Carbon monitoring: Create reliable carbon stock baselines and improve land cover maps.
Maritime monitoring: Monitor ships entering and exiting ports with HD video to inform supply chain optimization decisions. Validate AIS data and analyse container activity in ports.
Retail: Traffic gauging of parking lots to find out how many shoppers expected at every hour of every day.
The SALS is the first of its kind and it will service both Celestia Aerospace’s own nanosatellites and other companies that require a fast, flexible, and affordable launch solution (Figure 12).
The Sagitarius launch system is an airborne platform capable of reaching orbits of 600 Km of altitude, and it is composed of two components: The Archer, a demilitarized MiG‐29UB supersonic jet (Figure 13); and The Space Arrow, a launcher based on a modified missile, with two load configurations: simple matrix, with a load capacity of 4 nanosatellites; and complex matrix, with a load capacity of 16 (Figure 14). In a single flight, the Archer can deploy four simple matrix Space Arrows or a single one in the complex matrix set‐up. Therefore, Celestia Aerospace can transport up to 16 nanosatellites to orbit in a single operation.
Sagitarius will operate from an airport in Spain with targets orbits reaching LEO (Figure 15). Celestia Aerospace will also offer its clients the possibility of actually taking part of the flight from the backseat of the MiG‐29UB and deploy the Space Arrow carrying their own nanosatellite. This is a world‐wide first. The Archer will also be used to offer space tourism flights to 20 Km of altitude, where the flier will be able to see the curvature of the planet and the darkness of space.
The advantages of this new launch system are varied: its low cost compared to normal launch platforms for this kind of satellites, which now have to fly as ‘piggyback’ cargo in larger rockets; the just‐in‐time service, allowing for a record waiting time of 2 weeks, radically more flexible than the average year‐and‐a‐half for the available launch opportunities; total mission focus, as the launch is strictly prepared for the nanosatellites, compared to the limitations of flying as secondary cargo of a larger satellite; and total flexibility in terms of calendar, as the launch can be moved without problems to accommodate delays in the nanosatellite development.
Sagitarius will start operations from an airport located in Spain.

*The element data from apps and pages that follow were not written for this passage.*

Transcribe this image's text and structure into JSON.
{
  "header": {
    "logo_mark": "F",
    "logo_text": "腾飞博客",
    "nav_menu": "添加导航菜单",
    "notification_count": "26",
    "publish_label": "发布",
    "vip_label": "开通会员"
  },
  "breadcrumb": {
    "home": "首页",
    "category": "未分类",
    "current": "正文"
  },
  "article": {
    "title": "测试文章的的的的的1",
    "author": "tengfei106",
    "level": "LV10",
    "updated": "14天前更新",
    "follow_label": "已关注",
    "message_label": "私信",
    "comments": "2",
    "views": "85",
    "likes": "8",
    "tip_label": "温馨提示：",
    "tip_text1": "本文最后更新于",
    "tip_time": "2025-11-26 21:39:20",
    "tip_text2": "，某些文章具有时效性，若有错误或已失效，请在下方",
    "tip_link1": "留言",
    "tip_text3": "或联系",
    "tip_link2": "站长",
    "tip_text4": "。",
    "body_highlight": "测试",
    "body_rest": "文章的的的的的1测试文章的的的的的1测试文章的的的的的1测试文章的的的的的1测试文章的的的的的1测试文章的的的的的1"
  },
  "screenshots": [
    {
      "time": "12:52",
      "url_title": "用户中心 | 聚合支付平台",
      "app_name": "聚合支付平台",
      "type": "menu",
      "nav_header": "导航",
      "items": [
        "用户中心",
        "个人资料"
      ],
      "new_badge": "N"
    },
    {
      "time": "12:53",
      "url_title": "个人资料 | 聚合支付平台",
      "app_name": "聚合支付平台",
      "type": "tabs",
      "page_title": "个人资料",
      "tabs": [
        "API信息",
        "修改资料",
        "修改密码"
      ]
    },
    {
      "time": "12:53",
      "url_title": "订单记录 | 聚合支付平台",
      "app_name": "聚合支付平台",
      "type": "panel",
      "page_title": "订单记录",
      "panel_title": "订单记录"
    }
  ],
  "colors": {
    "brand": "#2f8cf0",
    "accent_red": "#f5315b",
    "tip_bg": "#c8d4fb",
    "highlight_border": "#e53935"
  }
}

Growth of the company will allow for operations from many airports not only in Spain.
Celestia Aerospace will also manage launch opportunities through third parties provided through agreements with main launch companies. This will also serve as the main launch service for Celestia during appropriate development of its own launching platform, Sagitarius, so that the customer can still get an integral service.
Performance of the MiG‐29UB indicates the possibility of lifting even more weight to orbit. Celestia Aerospace will start first by securing the service for the nanosatellite community. Future upgrading of the systems can allow to place up to 50 kg satellites in orbit (microsatellites).
With SALS Celestia Aersopace can offer far reaching market opportunities and benefits:
1. Low cost services compared to normal launch platforms for this kind of satellites, which now have to fly as ‘piggyback’ cargo in larger rockets
2. Just‐in‐time service, allowing for a record waiting time of 2 weeks (1 week when operating with two Archers), radically more flexible than the average year‐and‐a‐half for the available launch opportunities
3. Total mission focus, as the launch is strictly prepared for the nanosatellites, compared to the limitations of flying as secondary cargo of a larger satellite
4. Total flexibility in terms of calendar, as the launch can be moved without problems to accommodate delays in the nanosatellite development.
5. New experience for the customer who can take part of the launch flying aboard the launch platform.
6. Sagitarius is the final ingredient of a full‐cycle service offered by Celestia Aerospace to help a wider audience to reach space.